Dataset rows describing interfaces:

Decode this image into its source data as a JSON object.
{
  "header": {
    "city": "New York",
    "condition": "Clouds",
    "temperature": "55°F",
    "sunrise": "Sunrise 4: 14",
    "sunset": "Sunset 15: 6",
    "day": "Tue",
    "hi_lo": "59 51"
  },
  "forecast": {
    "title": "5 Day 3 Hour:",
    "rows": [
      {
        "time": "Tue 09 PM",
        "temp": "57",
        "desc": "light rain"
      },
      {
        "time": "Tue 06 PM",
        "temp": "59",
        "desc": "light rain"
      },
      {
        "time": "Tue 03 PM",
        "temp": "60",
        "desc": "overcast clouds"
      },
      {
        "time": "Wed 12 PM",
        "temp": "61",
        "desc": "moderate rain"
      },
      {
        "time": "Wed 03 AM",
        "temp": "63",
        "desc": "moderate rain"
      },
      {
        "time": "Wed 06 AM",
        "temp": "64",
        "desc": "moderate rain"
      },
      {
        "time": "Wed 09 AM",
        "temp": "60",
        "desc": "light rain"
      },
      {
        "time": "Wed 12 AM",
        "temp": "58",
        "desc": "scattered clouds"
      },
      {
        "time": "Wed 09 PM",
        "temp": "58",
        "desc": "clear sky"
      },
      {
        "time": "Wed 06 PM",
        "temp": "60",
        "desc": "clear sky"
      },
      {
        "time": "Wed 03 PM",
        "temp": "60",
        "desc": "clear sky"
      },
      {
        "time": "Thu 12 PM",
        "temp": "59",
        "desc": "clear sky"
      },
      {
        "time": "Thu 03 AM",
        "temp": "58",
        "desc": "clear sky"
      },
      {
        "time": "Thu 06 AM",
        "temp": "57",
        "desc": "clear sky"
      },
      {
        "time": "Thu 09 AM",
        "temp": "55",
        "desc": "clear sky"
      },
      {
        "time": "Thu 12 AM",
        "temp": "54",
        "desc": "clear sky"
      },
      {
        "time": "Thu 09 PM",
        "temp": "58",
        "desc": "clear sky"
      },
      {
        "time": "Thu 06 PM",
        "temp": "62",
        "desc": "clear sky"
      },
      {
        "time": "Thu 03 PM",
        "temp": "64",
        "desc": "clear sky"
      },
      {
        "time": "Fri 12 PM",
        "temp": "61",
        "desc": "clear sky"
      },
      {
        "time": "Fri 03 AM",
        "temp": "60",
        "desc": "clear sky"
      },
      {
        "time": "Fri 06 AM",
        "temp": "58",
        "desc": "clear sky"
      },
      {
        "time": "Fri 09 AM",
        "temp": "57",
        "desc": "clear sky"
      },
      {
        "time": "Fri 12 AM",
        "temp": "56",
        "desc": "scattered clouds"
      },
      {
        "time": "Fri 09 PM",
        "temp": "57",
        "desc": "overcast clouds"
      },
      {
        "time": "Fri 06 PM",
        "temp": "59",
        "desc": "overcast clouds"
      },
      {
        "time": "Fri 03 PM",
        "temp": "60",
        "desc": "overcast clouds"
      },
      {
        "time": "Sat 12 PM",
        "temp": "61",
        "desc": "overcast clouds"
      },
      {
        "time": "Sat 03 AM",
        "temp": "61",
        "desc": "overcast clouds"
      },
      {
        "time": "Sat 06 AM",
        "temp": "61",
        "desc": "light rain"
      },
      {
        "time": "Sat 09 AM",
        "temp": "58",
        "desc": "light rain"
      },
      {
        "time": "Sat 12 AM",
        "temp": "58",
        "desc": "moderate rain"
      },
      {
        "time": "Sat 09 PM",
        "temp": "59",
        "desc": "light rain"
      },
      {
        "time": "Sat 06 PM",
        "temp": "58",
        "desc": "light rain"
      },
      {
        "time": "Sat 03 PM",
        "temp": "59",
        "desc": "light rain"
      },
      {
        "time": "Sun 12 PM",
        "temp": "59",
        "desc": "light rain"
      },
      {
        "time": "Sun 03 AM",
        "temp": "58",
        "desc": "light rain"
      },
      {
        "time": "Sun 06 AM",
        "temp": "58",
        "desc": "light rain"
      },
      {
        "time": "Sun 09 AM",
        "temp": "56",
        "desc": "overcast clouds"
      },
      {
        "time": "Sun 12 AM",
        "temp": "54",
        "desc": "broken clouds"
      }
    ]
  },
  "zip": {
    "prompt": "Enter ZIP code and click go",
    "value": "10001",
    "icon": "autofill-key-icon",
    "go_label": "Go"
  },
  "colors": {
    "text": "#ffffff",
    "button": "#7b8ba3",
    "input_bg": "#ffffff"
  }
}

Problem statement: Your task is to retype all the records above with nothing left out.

Exercise answer:
Decode this image into its source data as a JSON object.
{
  "header": {
    "city": "New York",
    "condition": "Clouds",
    "temperature": "55°F",
    "sunrise": "Sunrise 4: 14",
    "sunset": "Sunset 15: 6",
    "day": "Tue",
    "hi_lo": "59 51"
  },
  "forecast": {
    "title": "5 Day 3 Hour:",
    "rows": [
      {
        "time": "Tue 09 PM",
        "temp": "57",
        "desc": "light rain"
      },
      {
        "time": "Tue 06 PM",
        "temp": "59",
        "desc": "light rain"
      },
      {
        "time": "Tue 03 PM",
        "temp": "60",
        "desc": "overcast clouds"
      },
      {
        "time": "Wed 12 PM",
        "temp": "61",
        "desc": "moderate rain"
      },
      {
        "time": "Wed 03 AM",
        "temp": "63",
        "desc": "moderate rain"
      },
      {
        "time": "Wed 06 AM",
        "temp": "64",
        "desc": "moderate rain"
      },
      {
        "time": "Wed 09 AM",
        "temp": "60",
        "desc": "light rain"
      },
      {
        "time": "Wed 12 AM",
        "temp": "58",
        "desc": "scattered clouds"
      },
      {
        "time": "Wed 09 PM",
        "temp": "58",
        "desc": "clear sky"
      },
      {
        "time": "Wed 06 PM",
        "temp": "60",
        "desc": "clear sky"
      },
      {
        "time": "Wed 03 PM",
        "temp": "60",
        "desc": "clear sky"
      },
      {
        "time": "Thu 12 PM",
        "temp": "59",
        "desc": "clear sky"
      },
      {
        "time": "Thu 03 AM",
        "temp": "58",
        "desc": "clear sky"
      },
      {
        "time": "Thu 06 AM",
        "temp": "57",
        "desc": "clear sky"
      },
      {
        "time": "Thu 09 AM",
        "temp": "55",
        "desc": "clear sky"
      },
      {
        "time": "Thu 12 AM",
        "temp": "54",
        "desc": "clear sky"
      },
      {
        "time": "Thu 09 PM",
        "temp": "58",
        "desc": "clear sky"
      },
      {
        "time": "Thu 06 PM",
        "temp": "62",
        "desc": "clear sky"
      },
      {
        "time": "Thu 03 PM",
        "temp": "64",
        "desc": "clear sky"
      },
      {
        "time": "Fri 12 PM",
        "temp": "61",
        "desc": "clear sky"
      },
      {
        "time": "Fri 03 AM",
        "temp": "60",
        "desc": "clear sky"
      },
      {
        "time": "Fri 06 AM",
        "temp": "58",
        "desc": "clear sky"
      },
      {
        "time": "Fri 09 AM",
        "temp": "57",
        "desc": "clear sky"
      },
      {
        "time": "Fri 12 AM",
        "temp": "56",
        "desc": "scattered clouds"
      },
      {
        "time": "Fri 09 PM",
        "temp": "57",
        "desc": "overcast clouds"
      },
      {
        "time": "Fri 06 PM",
        "temp": "59",
        "desc": "overcast clouds"
      },
      {
        "time": "Fri 03 PM",
        "temp": "60",
        "desc": "overcast clouds"
      },
      {
        "time": "Sat 12 PM",
        "temp": "61",
        "desc": "overcast clouds"
      },
      {
        "time": "Sat 03 AM",
        "temp": "61",
        "desc": "overcast clouds"
      },
      {
        "time": "Sat 06 AM",
        "temp": "61",
        "desc": "light rain"
      },
      {
        "time": "Sat 09 AM",
        "temp": "58",
        "desc": "light rain"
      },
      {
        "time": "Sat 12 AM",
        "temp": "58",
        "desc": "moderate rain"
      },
      {
        "time": "Sat 09 PM",
        "temp": "59",
        "desc": "light rain"
      },
      {
        "time": "Sat 06 PM",
        "temp": "58",
        "desc": "light rain"
      },
      {
        "time": "Sat 03 PM",
        "temp": "59",
        "desc": "light rain"
      },
      {
        "time": "Sun 12 PM",
        "temp": "59",
        "desc": "light rain"
      },
      {
        "time": "Sun 03 AM",
        "temp": "58",
        "desc": "light rain"
      },
      {
        "time": "Sun 06 AM",
        "temp": "58",
        "desc": "light rain"
      },
      {
        "time": "Sun 09 AM",
        "temp": "56",
        "desc": "overcast clouds"
      },
      {
        "time": "Sun 12 AM",
        "temp": "54",
        "desc": "broken clouds"
      }
    ]
  },
  "zip": {
    "prompt": "Enter ZIP code and click go",
    "value": "10001",
    "icon": "autofill-key-icon",
    "go_label": "Go"
  },
  "colors": {
    "text": "#ffffff",
    "button": "#7b8ba3",
    "input_bg": "#ffffff"
  }
}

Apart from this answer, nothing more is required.